A few other signs and symptoms may occur with tetanus in some cases:

– Headache – From muscle spasms and elevated blood pressure
– Irritability – Due to overstimulation of the nervous system
– Restlessness and anxiety – Related to increased autonomic arousal
– Trouble sleeping – Difficulty relaxing and lying still due to spasms
– Sweating and goosebumps – From autonomic instability
– Mild abnormal blood counts – The immune response may alter some lab results
– Loss of bladder/bowel control – Due to muscle spasms

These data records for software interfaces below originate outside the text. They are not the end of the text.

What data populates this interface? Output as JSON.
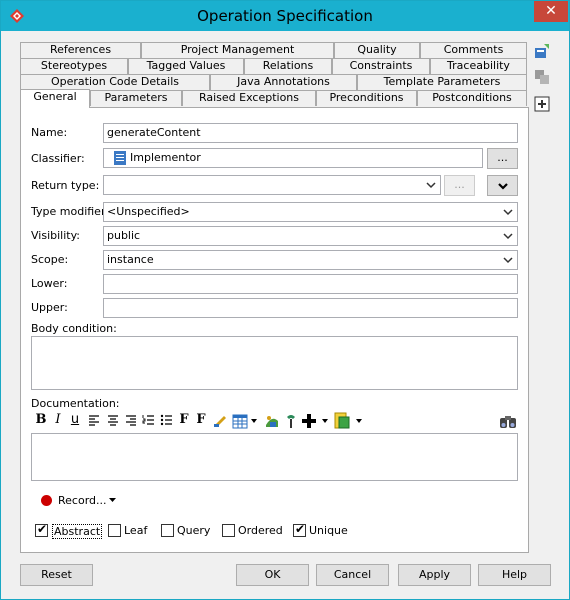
{
  "window": {
    "title": "Operation Specification",
    "close_glyph": "✕"
  },
  "tabs": {
    "row1": [
      "References",
      "Project Management",
      "Quality",
      "Comments"
    ],
    "row2": [
      "Stereotypes",
      "Tagged Values",
      "Relations",
      "Constraints",
      "Traceability"
    ],
    "row3": [
      "Operation Code Details",
      "Java Annotations",
      "Template Parameters"
    ],
    "row4": [
      "General",
      "Parameters",
      "Raised Exceptions",
      "Preconditions",
      "Postconditions"
    ],
    "active": "General"
  },
  "form": {
    "name_label": "Name:",
    "name_value": "generateContent",
    "classifier_label": "Classifier:",
    "classifier_value": "Implementor",
    "classifier_button": "...",
    "return_type_label": "Return type:",
    "return_type_value": "",
    "return_type_button": "...",
    "type_modifier_label": "Type modifier:",
    "type_modifier_value": "<Unspecified>",
    "visibility_label": "Visibility:",
    "visibility_value": "public",
    "scope_label": "Scope:",
    "scope_value": "instance",
    "lower_label": "Lower:",
    "lower_value": "",
    "upper_label": "Upper:",
    "upper_value": "",
    "body_condition_label": "Body condition:",
    "documentation_label": "Documentation:"
  },
  "doc_toolbar": {
    "bold": "B",
    "italic": "I",
    "underline": "u",
    "font": "F",
    "font_size": "F",
    "icons": [
      "bold-icon",
      "italic-icon",
      "underline-icon",
      "align-left-icon",
      "align-center-icon",
      "align-right-icon",
      "numbered-list-icon",
      "bullet-list-icon",
      "font-icon",
      "font-size-icon",
      "text-color-icon",
      "table-icon",
      "image-icon",
      "link-icon",
      "insert-icon",
      "attachment-icon",
      "find-icon"
    ]
  },
  "record": {
    "label": "Record..."
  },
  "checkboxes": [
    {
      "label": "Abstract",
      "checked": true
    },
    {
      "label": "Leaf",
      "checked": false
    },
    {
      "label": "Query",
      "checked": false
    },
    {
      "label": "Ordered",
      "checked": false
    },
    {
      "label": "Unique",
      "checked": true
    }
  ],
  "footer": {
    "reset": "Reset",
    "ok": "OK",
    "cancel": "Cancel",
    "apply": "Apply",
    "help": "Help"
  },
  "colors": {
    "titlebar": "#1ab0cf",
    "close": "#c7473a",
    "record": "#cc0000"
  }
}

Tetanus is characterized by progressive muscle spasms and autonomic instability. The first sign is typically lockjaw. Muscle stiffness and painful convulsions then spread throughout the body, often triggered by minor stimuli. Breathing problems, high fever, elevated heart rate, and hypertension frequently occur.

Metabolic and respiratory support are crucial, as many tetanus deaths result from fever, cardiovascular complications, or suffocation due to muscle spasms. Rapid treatment with tetanus immune globulin and antibiotics is needed to neutralize the toxin and fight the infection before it overwhelms the body.

Tetanus Symptoms Summary Table

Symptom Category Specific Symptoms
Muscle spasms/stiffness Lockjaw, stiff neck, muscle convulsions, triggered spasms, difficulty swallowing
Breathing problems Labored breathing, obstructed airway, cyanosis, aspiration pneumonia
Fever/sweating High fever, chills, flushed skin, sweating
Cardiovascular effects Tachycardia, hypertension, blood pressure spikes, stroke risk
Other symptoms Headache, irritability, insomnia, bladder/bowel issues